**TASK DETAILS:**
For this exercise, repeat the records below exactly as written.

**DATA FOR REVIEW:**
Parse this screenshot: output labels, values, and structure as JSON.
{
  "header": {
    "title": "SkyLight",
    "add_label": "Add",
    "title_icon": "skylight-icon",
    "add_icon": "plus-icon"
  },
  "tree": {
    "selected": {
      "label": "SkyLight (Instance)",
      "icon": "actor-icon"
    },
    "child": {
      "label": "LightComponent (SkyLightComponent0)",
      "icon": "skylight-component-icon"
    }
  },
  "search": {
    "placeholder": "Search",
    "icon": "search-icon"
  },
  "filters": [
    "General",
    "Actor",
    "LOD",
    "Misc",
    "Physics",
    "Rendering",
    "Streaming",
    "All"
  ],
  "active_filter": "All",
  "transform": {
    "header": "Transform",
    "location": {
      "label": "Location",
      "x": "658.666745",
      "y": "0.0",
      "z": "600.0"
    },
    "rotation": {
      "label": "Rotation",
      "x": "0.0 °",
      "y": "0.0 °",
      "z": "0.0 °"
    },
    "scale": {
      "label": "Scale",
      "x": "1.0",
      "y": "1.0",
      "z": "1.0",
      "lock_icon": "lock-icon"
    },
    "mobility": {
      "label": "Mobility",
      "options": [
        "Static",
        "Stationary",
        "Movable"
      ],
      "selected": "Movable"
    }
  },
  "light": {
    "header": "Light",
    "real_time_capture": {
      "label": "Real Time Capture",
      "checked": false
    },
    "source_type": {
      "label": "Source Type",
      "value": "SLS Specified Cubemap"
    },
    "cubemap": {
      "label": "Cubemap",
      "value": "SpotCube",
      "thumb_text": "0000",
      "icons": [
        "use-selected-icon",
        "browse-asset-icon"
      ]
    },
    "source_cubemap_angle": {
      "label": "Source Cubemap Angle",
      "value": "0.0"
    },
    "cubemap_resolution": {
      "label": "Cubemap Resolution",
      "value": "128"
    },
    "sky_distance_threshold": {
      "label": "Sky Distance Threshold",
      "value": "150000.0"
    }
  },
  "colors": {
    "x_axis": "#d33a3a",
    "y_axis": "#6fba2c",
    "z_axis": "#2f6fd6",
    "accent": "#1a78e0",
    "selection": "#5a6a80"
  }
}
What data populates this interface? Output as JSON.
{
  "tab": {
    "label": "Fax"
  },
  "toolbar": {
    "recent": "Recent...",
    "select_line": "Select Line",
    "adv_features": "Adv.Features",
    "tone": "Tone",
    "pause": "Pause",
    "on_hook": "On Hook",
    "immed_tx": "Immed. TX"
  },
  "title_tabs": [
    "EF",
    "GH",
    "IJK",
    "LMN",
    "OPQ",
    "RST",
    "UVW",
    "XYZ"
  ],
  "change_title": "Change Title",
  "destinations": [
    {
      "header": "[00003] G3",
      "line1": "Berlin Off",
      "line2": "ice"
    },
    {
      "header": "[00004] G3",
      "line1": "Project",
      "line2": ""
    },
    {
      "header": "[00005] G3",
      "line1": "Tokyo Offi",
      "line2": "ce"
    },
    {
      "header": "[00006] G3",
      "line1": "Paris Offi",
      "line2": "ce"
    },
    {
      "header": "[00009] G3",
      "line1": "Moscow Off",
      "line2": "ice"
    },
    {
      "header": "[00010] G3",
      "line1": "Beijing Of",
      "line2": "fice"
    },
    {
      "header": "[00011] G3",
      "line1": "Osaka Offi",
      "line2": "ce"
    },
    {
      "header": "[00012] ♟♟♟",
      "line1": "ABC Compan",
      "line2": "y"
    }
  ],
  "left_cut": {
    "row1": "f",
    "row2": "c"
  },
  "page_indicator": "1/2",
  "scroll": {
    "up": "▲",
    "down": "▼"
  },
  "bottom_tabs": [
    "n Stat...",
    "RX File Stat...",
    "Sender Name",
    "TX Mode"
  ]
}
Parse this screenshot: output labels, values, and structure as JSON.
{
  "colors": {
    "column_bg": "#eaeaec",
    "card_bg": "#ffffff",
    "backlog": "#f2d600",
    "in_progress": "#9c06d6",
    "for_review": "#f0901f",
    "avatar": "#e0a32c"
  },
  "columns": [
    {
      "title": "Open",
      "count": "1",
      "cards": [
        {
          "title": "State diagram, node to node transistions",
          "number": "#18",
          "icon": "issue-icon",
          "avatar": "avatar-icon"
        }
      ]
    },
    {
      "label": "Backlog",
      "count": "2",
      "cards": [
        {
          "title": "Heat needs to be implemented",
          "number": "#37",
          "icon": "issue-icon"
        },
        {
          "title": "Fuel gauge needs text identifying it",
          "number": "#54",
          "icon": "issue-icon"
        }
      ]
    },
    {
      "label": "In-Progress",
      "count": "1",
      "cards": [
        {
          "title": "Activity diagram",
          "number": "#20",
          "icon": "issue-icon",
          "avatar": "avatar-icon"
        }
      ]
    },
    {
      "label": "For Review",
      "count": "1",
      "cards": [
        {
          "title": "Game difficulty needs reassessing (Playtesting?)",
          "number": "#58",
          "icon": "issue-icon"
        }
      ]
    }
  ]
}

**RESPONSE AREA:**
Parse this screenshot: output labels, values, and structure as JSON.
{
  "header": {
    "title": "SkyLight",
    "add_label": "Add",
    "title_icon": "skylight-icon",
    "add_icon": "plus-icon"
  },
  "tree": {
    "selected": {
      "label": "SkyLight (Instance)",
      "icon": "actor-icon"
    },
    "child": {
      "label": "LightComponent (SkyLightComponent0)",
      "icon": "skylight-component-icon"
    }
  },
  "search": {
    "placeholder": "Search",
    "icon": "search-icon"
  },
  "filters": [
    "General",
    "Actor",
    "LOD",
    "Misc",
    "Physics",
    "Rendering",
    "Streaming",
    "All"
  ],
  "active_filter": "All",
  "transform": {
    "header": "Transform",
    "location": {
      "label": "Location",
      "x": "658.666745",
      "y": "0.0",
      "z": "600.0"
    },
    "rotation": {
      "label": "Rotation",
      "x": "0.0 °",
      "y": "0.0 °",
      "z": "0.0 °"
    },
    "scale": {
      "label": "Scale",
      "x": "1.0",
      "y": "1.0",
      "z": "1.0",
      "lock_icon": "lock-icon"
    },
    "mobility": {
      "label": "Mobility",
      "options": [
        "Static",
        "Stationary",
        "Movable"
      ],
      "selected": "Movable"
    }
  },
  "light": {
    "header": "Light",
    "real_time_capture": {
      "label": "Real Time Capture",
      "checked": false
    },
    "source_type": {
      "label": "Source Type",
      "value": "SLS Specified Cubemap"
    },
    "cubemap": {
      "label": "Cubemap",
      "value": "SpotCube",
      "thumb_text": "0000",
      "icons": [
        "use-selected-icon",
        "browse-asset-icon"
      ]
    },
    "source_cubemap_angle": {
      "label": "Source Cubemap Angle",
      "value": "0.0"
    },
    "cubemap_resolution": {
      "label": "Cubemap Resolution",
      "value": "128"
    },
    "sky_distance_threshold": {
      "label": "Sky Distance Threshold",
      "value": "150000.0"
    }
  },
  "colors": {
    "x_axis": "#d33a3a",
    "y_axis": "#6fba2c",
    "z_axis": "#2f6fd6",
    "accent": "#1a78e0",
    "selection": "#5a6a80"
  }
}
What data populates this interface? Output as JSON.
{
  "tab": {
    "label": "Fax"
  },
  "toolbar": {
    "recent": "Recent...",
    "select_line": "Select Line",
    "adv_features": "Adv.Features",
    "tone": "Tone",
    "pause": "Pause",
    "on_hook": "On Hook",
    "immed_tx": "Immed. TX"
  },
  "title_tabs": [
    "EF",
    "GH",
    "IJK",
    "LMN",
    "OPQ",
    "RST",
    "UVW",
    "XYZ"
  ],
  "change_title": "Change Title",
  "destinations": [
    {
      "header": "[00003] G3",
      "line1": "Berlin Off",
      "line2": "ice"
    },
    {
      "header": "[00004] G3",
      "line1": "Project",
      "line2": ""
    },
    {
      "header": "[00005] G3",
      "line1": "Tokyo Offi",
      "line2": "ce"
    },
    {
      "header": "[00006] G3",
      "line1": "Paris Offi",
      "line2": "ce"
    },
    {
      "header": "[00009] G3",
      "line1": "Moscow Off",
      "line2": "ice"
    },
    {
      "header": "[00010] G3",
      "line1": "Beijing Of",
      "line2": "fice"
    },
    {
      "header": "[00011] G3",
      "line1": "Osaka Offi",
      "line2": "ce"
    },
    {
      "header": "[00012] ♟♟♟",
      "line1": "ABC Compan",
      "line2": "y"
    }
  ],
  "left_cut": {
    "row1": "f",
    "row2": "c"
  },
  "page_indicator": "1/2",
  "scroll": {
    "up": "▲",
    "down": "▼"
  },
  "bottom_tabs": [
    "n Stat...",
    "RX File Stat...",
    "Sender Name",
    "TX Mode"
  ]
}
Parse this screenshot: output labels, values, and structure as JSON.
{
  "colors": {
    "column_bg": "#eaeaec",
    "card_bg": "#ffffff",
    "backlog": "#f2d600",
    "in_progress": "#9c06d6",
    "for_review": "#f0901f",
    "avatar": "#e0a32c"
  },
  "columns": [
    {
      "title": "Open",
      "count": "1",
      "cards": [
        {
          "title": "State diagram, node to node transistions",
          "number": "#18",
          "icon": "issue-icon",
          "avatar": "avatar-icon"
        }
      ]
    },
    {
      "label": "Backlog",
      "count": "2",
      "cards": [
        {
          "title": "Heat needs to be implemented",
          "number": "#37",
          "icon": "issue-icon"
        },
        {
          "title": "Fuel gauge needs text identifying it",
          "number": "#54",
          "icon": "issue-icon"
        }
      ]
    },
    {
      "label": "In-Progress",
      "count": "1",
      "cards": [
        {
          "title": "Activity diagram",
          "number": "#20",
          "icon": "issue-icon",
          "avatar": "avatar-icon"
        }
      ]
    },
    {
      "label": "For Review",
      "count": "1",
      "cards": [
        {
          "title": "Game difficulty needs reassessing (Playtesting?)",
          "number": "#58",
          "icon": "issue-icon"
        }
      ]
    }
  ]
}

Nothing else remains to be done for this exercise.